While the extent of Polish national solidarity directed against the German occupier was impressive, the Jews were never included in it. It is indeed true that along with passivity and malice, the physical annihilation and the dimensions of the tragedy of the Jews caused some avowed antisemites to cast aside their hostility and lend a helping hand to Jews. Small groups of people, such as employees in the social aid department of the Warsaw municipality and former members of a Polish Catholic Scouts movement, acted with great courage and devotion.
The mass deportation of Jews in summer 1942 caused shock to some groups of Poles. The first who were galvanized into calling for an organized act of rescue and who condemned the public’s uncaring passivity, were Catholics, mostly young men, members of the “Revival of Poland Front” underground.
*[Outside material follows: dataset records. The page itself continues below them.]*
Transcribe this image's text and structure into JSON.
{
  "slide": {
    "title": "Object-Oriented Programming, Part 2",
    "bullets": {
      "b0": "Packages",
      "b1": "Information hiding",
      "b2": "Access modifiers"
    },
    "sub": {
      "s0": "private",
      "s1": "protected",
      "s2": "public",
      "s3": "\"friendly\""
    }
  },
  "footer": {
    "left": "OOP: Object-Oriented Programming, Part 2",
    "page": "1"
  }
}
In early in December 1942, Zegota – the permanent Council of Aid to Jews – was founded. Zegota was engaged in finding housing and hiding places, the distribution of a monthly allowance, care of children, medical help, providing false documents, etc. Though most of Poland's Jews had been murdered by the time of Zegota's establishment, it is estimated that it rescued several thousand Jews. In addition to the organized attempts, many Righteous Among the Nations who risked their lives acted without any connection to Zegota, perhaps even without knowing of its existence. These men and women embarked on the rescue endeavor, urged by an inner voice that told them to help the suffering and the oppressed, and their deeds often resulted from past favorable experiences or friendships with Jews.
The Polish underground's attitude during the ghetto period was marked by lack of interest in the fate of the Jewish citizens of Poland. They provided neither material nor moral help to the Jews. During Warsaw ghetto uprising besides some scant assistance with arms, no protection, military assistance or help was given to Jews by the Polish underground Home Army (AK).
Poles constitute the largest national group within the Righteous Among the Nations recognized by Yad Vashem. Considering the harsh punishment that threatened rescuers, this is a most impressive number. On the other hand, when evaluating the role of Poles in the rescue of Jews, one also has to take into consideration that Poland's Jewish community was by far the largest in Europe and that only about 10% of it's Jews survived. At liberation, around 50,000 Jewish survivors were on Polish soil. It is estimated that about 30,000 to 35,000 Jews, around one percent of all of Polish Jewry, were saved with the help of Poles and thanks to the devotion of Righteous Among the Nations.